I’ve been developing for WordPress over a few years now. I love the simplicity of the system (compared to other content management systems) and that it is nevertheless as powerful as all of its competitors. However, one thing always annoyed me, and I bet everyone else too: Setting it up is just a pain. Not because it is in any way hard, but because it costs some time. It’s only about 10 minutes maximum, but I didn’t want to invest this time doing the exact same thing for any web site I set up. Yeah, it’s just 10 minutes – but you probably heard that developers are lazy. You probably set up WordPress sites as well, so I don’t need to tell you this. But there is another way which I’ll illustrate in this tutorial. I will explain how you can set up your WordPress installation by executing just one single script in Terminal (you should have a basic understanding of how to use it before reading this article). Furthermore you will learn how to include a WordPress starter theme that has all the important tools built-in. But now let’s get started in kickstarting your projects!
Continue reading “Improving WordPress workflow with YeoPress, Grunt and Bower”
Have you ever heard of IFTTT? It has become pretty popular in geeky Social Media circles, and if you’re not using it yet, I bet I can change your mind. But now let’s get to the actual topic.

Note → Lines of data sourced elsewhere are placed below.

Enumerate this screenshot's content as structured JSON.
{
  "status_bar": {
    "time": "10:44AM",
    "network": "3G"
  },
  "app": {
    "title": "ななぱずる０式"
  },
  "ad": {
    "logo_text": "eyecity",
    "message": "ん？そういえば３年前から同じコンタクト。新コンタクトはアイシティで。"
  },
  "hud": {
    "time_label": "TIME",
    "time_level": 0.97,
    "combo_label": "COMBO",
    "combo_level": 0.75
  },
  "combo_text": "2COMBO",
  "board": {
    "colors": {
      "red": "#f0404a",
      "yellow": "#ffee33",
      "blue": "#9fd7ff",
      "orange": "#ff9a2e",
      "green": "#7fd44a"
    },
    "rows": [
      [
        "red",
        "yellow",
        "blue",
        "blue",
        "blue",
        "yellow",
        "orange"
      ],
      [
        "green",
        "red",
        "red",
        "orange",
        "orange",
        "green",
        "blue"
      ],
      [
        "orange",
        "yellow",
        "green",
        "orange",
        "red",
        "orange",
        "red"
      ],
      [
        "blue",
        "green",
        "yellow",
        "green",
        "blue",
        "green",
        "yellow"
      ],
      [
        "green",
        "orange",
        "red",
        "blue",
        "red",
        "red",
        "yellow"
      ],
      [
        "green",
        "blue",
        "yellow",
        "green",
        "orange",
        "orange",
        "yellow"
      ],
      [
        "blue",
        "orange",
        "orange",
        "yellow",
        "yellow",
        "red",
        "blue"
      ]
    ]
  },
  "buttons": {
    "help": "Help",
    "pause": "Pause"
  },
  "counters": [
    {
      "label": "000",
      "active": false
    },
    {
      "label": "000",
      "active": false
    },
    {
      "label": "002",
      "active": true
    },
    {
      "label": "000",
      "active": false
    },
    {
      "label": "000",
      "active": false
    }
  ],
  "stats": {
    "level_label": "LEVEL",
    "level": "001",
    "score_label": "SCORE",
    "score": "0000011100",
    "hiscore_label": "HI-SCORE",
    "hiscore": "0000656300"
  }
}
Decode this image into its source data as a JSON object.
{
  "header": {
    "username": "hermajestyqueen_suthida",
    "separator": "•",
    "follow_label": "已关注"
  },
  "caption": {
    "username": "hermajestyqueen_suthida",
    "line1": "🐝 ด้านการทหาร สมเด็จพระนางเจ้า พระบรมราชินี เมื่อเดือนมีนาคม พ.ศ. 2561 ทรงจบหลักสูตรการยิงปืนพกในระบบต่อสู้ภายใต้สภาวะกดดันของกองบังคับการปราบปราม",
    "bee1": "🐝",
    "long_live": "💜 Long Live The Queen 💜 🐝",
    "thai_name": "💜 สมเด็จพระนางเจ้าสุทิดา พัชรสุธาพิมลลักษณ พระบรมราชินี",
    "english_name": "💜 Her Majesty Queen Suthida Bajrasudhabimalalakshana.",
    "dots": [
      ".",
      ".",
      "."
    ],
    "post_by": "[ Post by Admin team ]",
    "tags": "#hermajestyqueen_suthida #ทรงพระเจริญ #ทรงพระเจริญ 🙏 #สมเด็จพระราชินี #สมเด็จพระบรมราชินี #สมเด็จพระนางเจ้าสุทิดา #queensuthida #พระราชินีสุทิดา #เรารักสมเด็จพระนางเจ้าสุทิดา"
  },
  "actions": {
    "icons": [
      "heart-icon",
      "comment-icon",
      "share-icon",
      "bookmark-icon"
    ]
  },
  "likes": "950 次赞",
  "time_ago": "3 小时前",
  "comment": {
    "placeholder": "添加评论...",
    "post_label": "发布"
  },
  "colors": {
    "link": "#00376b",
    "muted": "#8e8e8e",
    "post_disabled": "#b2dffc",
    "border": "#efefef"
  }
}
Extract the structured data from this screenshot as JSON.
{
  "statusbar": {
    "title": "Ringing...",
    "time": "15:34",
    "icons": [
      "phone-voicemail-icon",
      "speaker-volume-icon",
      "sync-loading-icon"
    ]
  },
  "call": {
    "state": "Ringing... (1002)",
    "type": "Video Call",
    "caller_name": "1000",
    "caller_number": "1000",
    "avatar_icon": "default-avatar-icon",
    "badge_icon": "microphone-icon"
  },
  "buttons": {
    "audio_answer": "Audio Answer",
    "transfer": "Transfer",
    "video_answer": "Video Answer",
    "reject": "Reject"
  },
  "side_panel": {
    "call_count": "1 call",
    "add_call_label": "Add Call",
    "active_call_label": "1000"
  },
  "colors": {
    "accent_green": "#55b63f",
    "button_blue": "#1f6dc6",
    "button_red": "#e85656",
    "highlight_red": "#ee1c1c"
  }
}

After I had started developing stuff for WordPress, I have always looked for an easy-to-use solution to backup my WordPress sites that is reliable and free. There are tons of plugins that can handle that for you, backing up the database in intervals you specify – and we will use one of them – but the problem is where to store the backups. On the server, you might answer. But if you don’t have the money to afford a high quality dedicated server or something like that, some hosting providers, for example Bluehost, forbid storing additional data that is not directly part of your website on their server – so they might shut down your account if they realize you have been backing up your files there regularly. You could also send the files to you via email, but this would not be very efficient as you would have to browse through your mails for finding a specific backup. This article, though, tells you how to automatically send your backups to a cloud platform like Google Drive (or any other) for free. It’s easy to setup, but it’s even easier after it has been setup – you don’t need to do anything about it. It only requires that you use a free WordPress backup plugin like BackUpWordPress, that you have a Google account with Gmail and Drive and that you have a free IFTTT account.
Continue reading “Backup The WordPress DB To Google Drive For Free”
In order to have your plugin or theme customizable by other developers, you should apply a lot of filters, but of course only when it might make sense (you should empathize with fellow developers to imagine possible situations). According to the WordPress Codex, filters exist to allow others to modify the filtered content before it is processed further.
Filters are functions that WordPress passes data through, at certain points in execution, just before taking some action with the data (such as adding it to the database or sending it to the browser screen).
This is definitely the general rule you should stick to. But you cannot only modify content via filters, you can furthermore actually create content – and in some cases this is a much more efficient approach.
Continue reading “Apply WordPress Filters the better Way”